Photographs as documents (babies, a flower in bloom, a butterfly) have become, partly, the contemporary currency of the cave wall, the storyteller, the candlelight cast shadow, where (it has something to do with time because of time and space, space and place) our innate need to express connections/conditions lost, of place and space, of time and collective memory, i.e. deforestation, water pollution, food sovereignty, energy policies, natural resource allocation and usage, culture, and the overarching affects of global climate change (loss of land mass in the south pacific, permafrost reduction in the arctic and carbon release, and rainforest loss, etc.) reside. Photography and film now defines, expands, and evolves the intersection of art and ecology.

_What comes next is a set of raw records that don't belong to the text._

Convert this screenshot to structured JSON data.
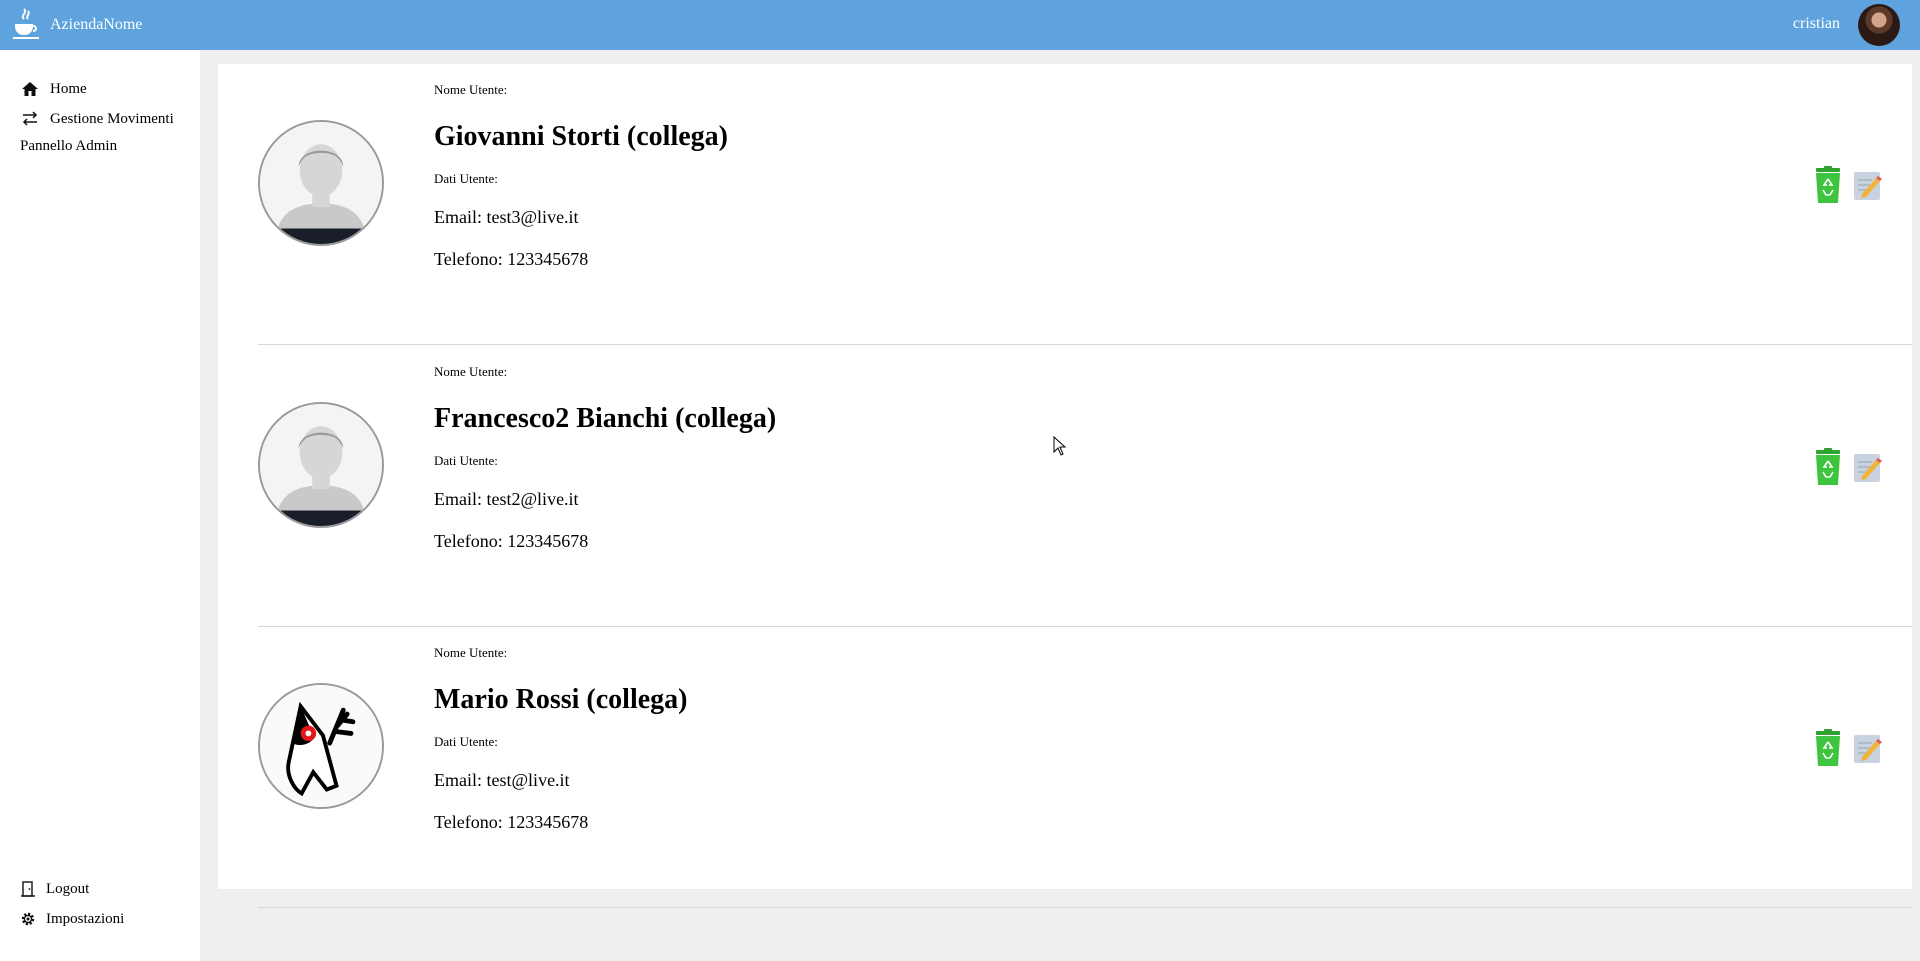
{
  "header": {
    "brand": "AziendaNome",
    "user": "cristian",
    "brand_icon": "java-cup-icon"
  },
  "sidebar": {
    "items": [
      {
        "label": "Home",
        "icon": "home-icon"
      },
      {
        "label": "Gestione Movimenti",
        "icon": "arrows-swap-icon"
      },
      {
        "label": "Pannello Admin"
      }
    ],
    "bottom": [
      {
        "label": "Logout",
        "icon": "door-icon"
      },
      {
        "label": "Impostazioni",
        "icon": "gear-icon"
      }
    ]
  },
  "users": [
    {
      "username_label": "Nome Utente:",
      "name": "Giovanni Storti (collega)",
      "data_label": "Dati Utente:",
      "email": "Email: test3@live.it",
      "phone": "Telefono: 123345678",
      "avatar": "default-user-icon"
    },
    {
      "username_label": "Nome Utente:",
      "name": "Francesco2 Bianchi (collega)",
      "data_label": "Dati Utente:",
      "email": "Email: test2@live.it",
      "phone": "Telefono: 123345678",
      "avatar": "default-user-icon"
    },
    {
      "username_label": "Nome Utente:",
      "name": "Mario Rossi (collega)",
      "data_label": "Dati Utente:",
      "email": "Email: test@live.it",
      "phone": "Telefono: 123345678",
      "avatar": "java-duke-icon"
    }
  ],
  "colors": {
    "topbar": "#5ea3de",
    "delete": "#3ec43e",
    "background": "#efefef"
  }
}
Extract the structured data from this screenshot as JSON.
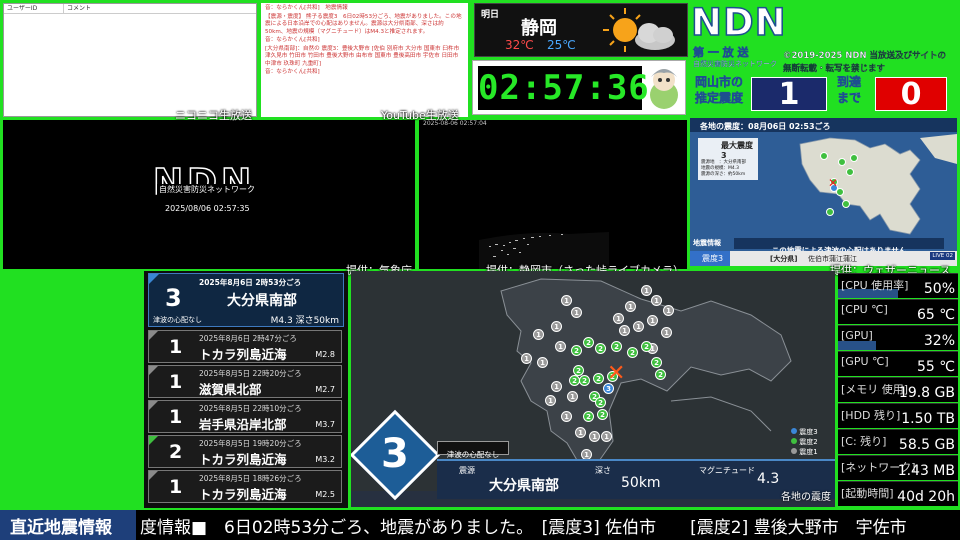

Remember the Birdman of Lascuax, where memory is the record as digital ecosystems beget documentation?
A total of 482 species of rare endemic plants representing 246 genera spread across southeastern United States make it one of the most biodiverse regions on the planet.
Unfortunately, practices such as clearcutting continue to be used and destroy habitat and speed top soil erosion through canopy removal and fragmentation. This image of a 400-acre clearcut was taken from the stump of a 200 year Red Oak off the Coretta Scott King Memorial Highway in the Black Belt of Alabama. Never give up because we must do better. Act in your community, document poor practices, be a witness.
~Chistopher Davenport, 2016
For Further Reading
Davenport, Christopher. Vote the Planet, Vote the Environment. Tuscaloosa, AL: Pocket Knife Press, 2016. Print. <https://pocketknifepress.com/>.
Leopold, Aldo. A Sand County Almanac and Sketches Here and There. New York: Oxford University Press, 1949. Print.
Naess, Arne. Ecology, Community, and Lifestyle: Outline of an Ecosophy. Trans. David Rothenberg. New York: Cambridge University Press, 1989. Print.
Shepard, Paul. Man in the Landscape: A Historic View of the Esthetics of Nature. New York, Knopf, 1967. Print.
Tuan, Yi-Fu. Space and Place: The Perspective of Experience. Minneapolis, MN: University of Minnesota Press, 1977. Print.
Christopher Davenport is a visual and research artist and a Ph.D. Candidate in Interdisciplinary Studies--Art and Ecology--at the University of Alabama and Instructor at the University of Alabama and the University of Alabama in Birmingham. He has also taught at the Penland School of Craft and the Campbell Folk School. His current project, on which this work is based, is an ongoing, forest habitat focused, interdisciplinary ecological database of clear cutting and deforestation. His photographs, films, and artist books are in private and public collections in Europe, Asia, and North and South America, including the Art Institute of Chicago, Yale University, and Vanderbilt University.